When Andy Byrne was an executive at the last startup he worked for, an electronic legal discovery software maker called Clearwell, he kept running into two big problems on sales calls.
First, it was a pain for reps to enter information about sales calls into the CRM system, so many of them entered incomplete data, or sat down at the end of the day or week and entered a bunch of stuff at once. As a result, their managers didn't know the actual status of their sales calls, and ended up scheduling Sunday night phone calls to catch up with everybody's real status -- defeating the purpose of CRM in the first place.
Second, while some sales reps and managers did pretty well at forecasting sales, it was more of an art than a science. In theory, there should have been plenty of data about past sales calls available to help predict deal progress. In reality, that data wasn't being collected or used properly.
"That's just wrong," Byrne told CITEworld. "It's time-consuming, they're not leveraging mobile, not leveraging big data."
So after Symantec bought Clearwell for $390 million in 2011, Byrne began looking around for his next challenge and thought back to how he could address the pain his salespeople were feeling.
The result is Clari, which emerges from stealth today after about 18 months of development.
Clari is a mobile app that takes data from a salesperson's calendar, email, CRM system, and other data sources, like documents stored in Box, then uses this data to provide useful information before, during, and after sales calls. Then, it provides a simple quiz-like questionnaire for reps to answer so that valuable information about the sales call is captured and sent back to the CRM system. Over time, the app learns more about all the individuals using it, and uses that information to create a "business interest graph," which improves the quality of the information provided to users and managers.
"We're proactively curating and pushing content to the mobile edge," says Byrne, "based on the context of the rep -- who they're meeting with, what relationships they're developing, who the next call on their calendar is with."
Byrne emphasizes that the app is designed to see what users are actually trying to accomplish at any given time based on their actual workflow, and adjusts accordingly. "We designed the mobile experience to map to how salesperson lives their life.

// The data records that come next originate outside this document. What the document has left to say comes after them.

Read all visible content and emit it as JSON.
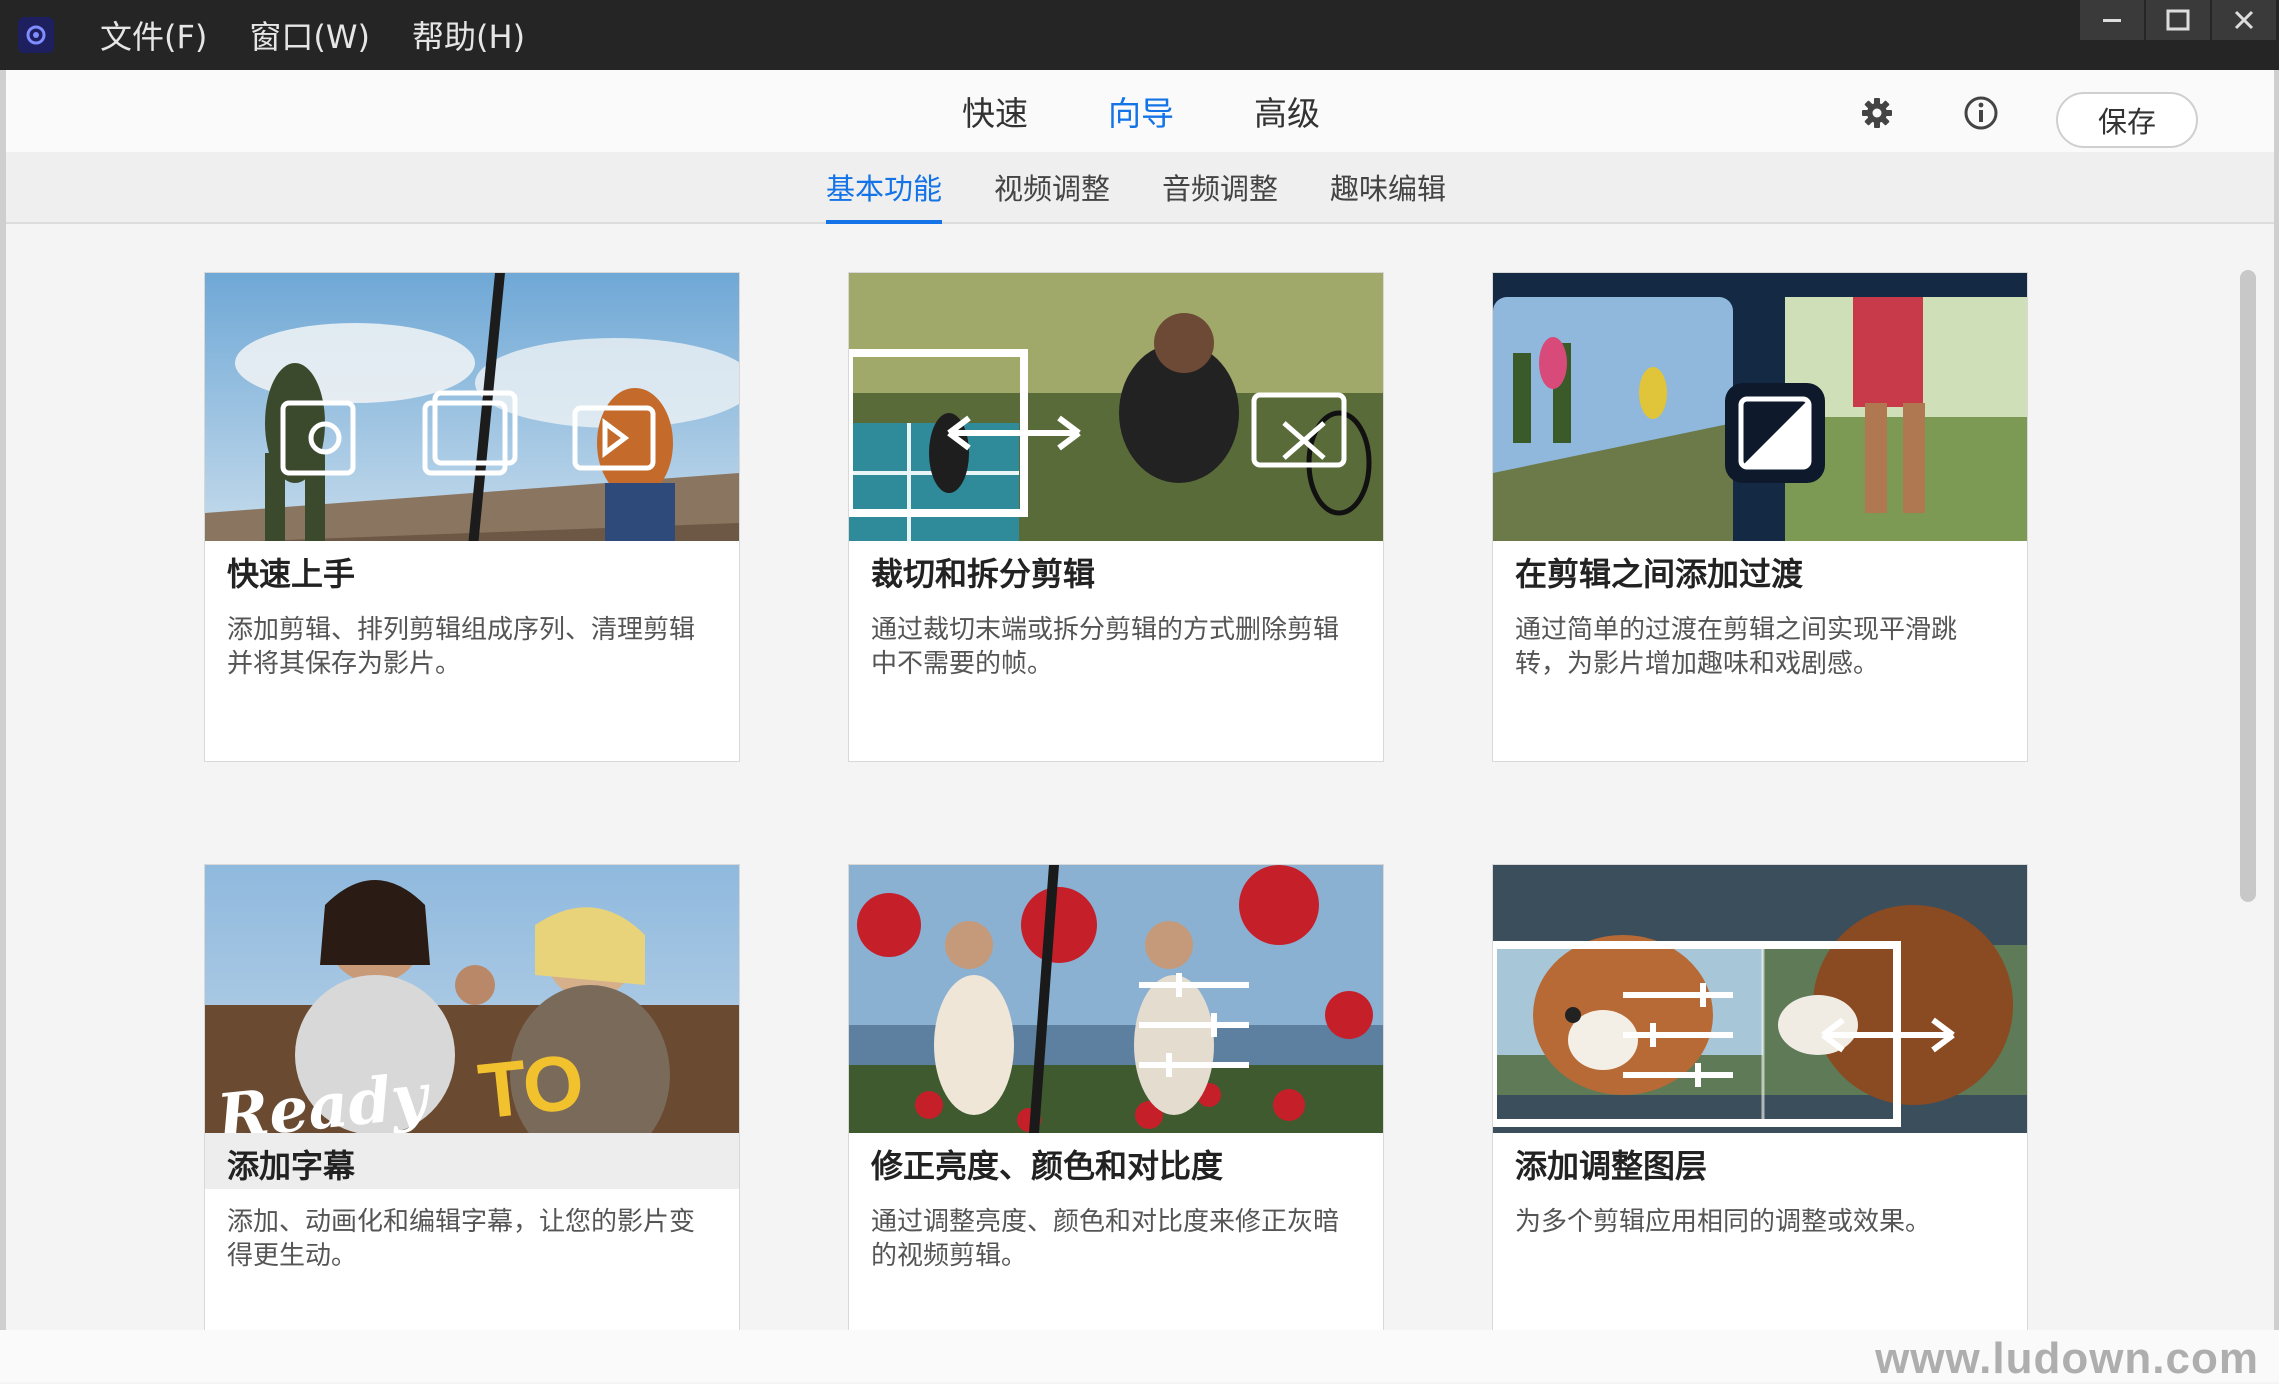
{
  "menu": {
    "file": "文件(F)",
    "window": "窗口(W)",
    "help": "帮助(H)"
  },
  "modes": {
    "quick": "快速",
    "guided": "向导",
    "expert": "高级"
  },
  "toolbar": {
    "save_label": "保存"
  },
  "subtabs": [
    "基本功能",
    "视频调整",
    "音频调整",
    "趣味编辑"
  ],
  "cards": [
    {
      "title": "快速上手",
      "desc": "添加剪辑、排列剪辑组成序列、清理剪辑并将其保存为影片。"
    },
    {
      "title": "裁切和拆分剪辑",
      "desc": "通过裁切末端或拆分剪辑的方式删除剪辑中不需要的帧。"
    },
    {
      "title": "在剪辑之间添加过渡",
      "desc": "通过简单的过渡在剪辑之间实现平滑跳转，为影片增加趣味和戏剧感。"
    },
    {
      "title": "添加字幕",
      "desc": "添加、动画化和编辑字幕，让您的影片变得更生动。",
      "overlay_text_1": "Ready",
      "overlay_text_2": "TO RIDE!"
    },
    {
      "title": "修正亮度、颜色和对比度",
      "desc": "通过调整亮度、颜色和对比度来修正灰暗的视频剪辑。"
    },
    {
      "title": "添加调整图层",
      "desc": "为多个剪辑应用相同的调整或效果。"
    }
  ],
  "watermark": "www.ludown.com",
  "colors": {
    "accent": "#1473e6",
    "titlebar": "#252525"
  }
}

If you do that, you get incredible adoption. You also get great data."
This appealing vision is backed up by some complicated technology, and does require a bit of work on the part of both users and administrators. Users must enter passwords for all the systems they want the app to connect to. They can start by just connecting it to the CRM system, but over time Clari will prompt them to connect to other sources like their email, calendar, and LinkedIn profiles.
On the back end, Clari uses "accelerators" to connect back to CRM systems. This can create problems as companies change the data models of their CRM systems -- one vendor who proposed a similar system told me confidentially they later had to abandon it because it was too hard to maintain the proper connections to the back-end systems.
But Byrne believes that managers who employ Clari will use it differently -- instead of forcing it to adapt to an ever-changing (and ever more complex) data model, they will use Clari to drive (and simplify) that data model.
"Look at the opportunity record in Salesforce. For one record, for one customer, there are literally on average 75 to 100 fields that the poor rep has to fill out. We call it field creep: Marketing wants data, customer support wants data. It's gotten out of control," Byrne said. "Clari is becoming their best practices data model. They define milestones and best practices within Clari. So we're simplifying the back end opportunity record and the data model."
This may all sound a little bit like magic, but Byrne says that test customers -- including big names like Cisco, VMware, and Box -- are reducing the amount of CRM administration for their reps by 80%, giving them 20% to 25% more time with their customers.
He also suggests that the predictive analytics will help customers increase sales.
"Think about a rep in the field working on a deal. Our data science says to the rep via one of these accelerators, 'we want to let you know that the meeting you're going into, based on 15 deals that sold the same product at the same price, if you don't do x or y within next 10 days, the probability of closing the deal goes from 70 to 20. Thats where we're really bringing in science to drive art of selling."
Clari is generally available today. The company is using the freemium model that powered companies like Box: The basic app for individual salespeople is free, but to get the analytics, customers will have to buy a team version which costs $50 per user per month.
Clari also revealed that it's taken $6 million in funding from Sequoia Ventures, which backed Byrne's previous startups. That money was used to build the product and engineering team.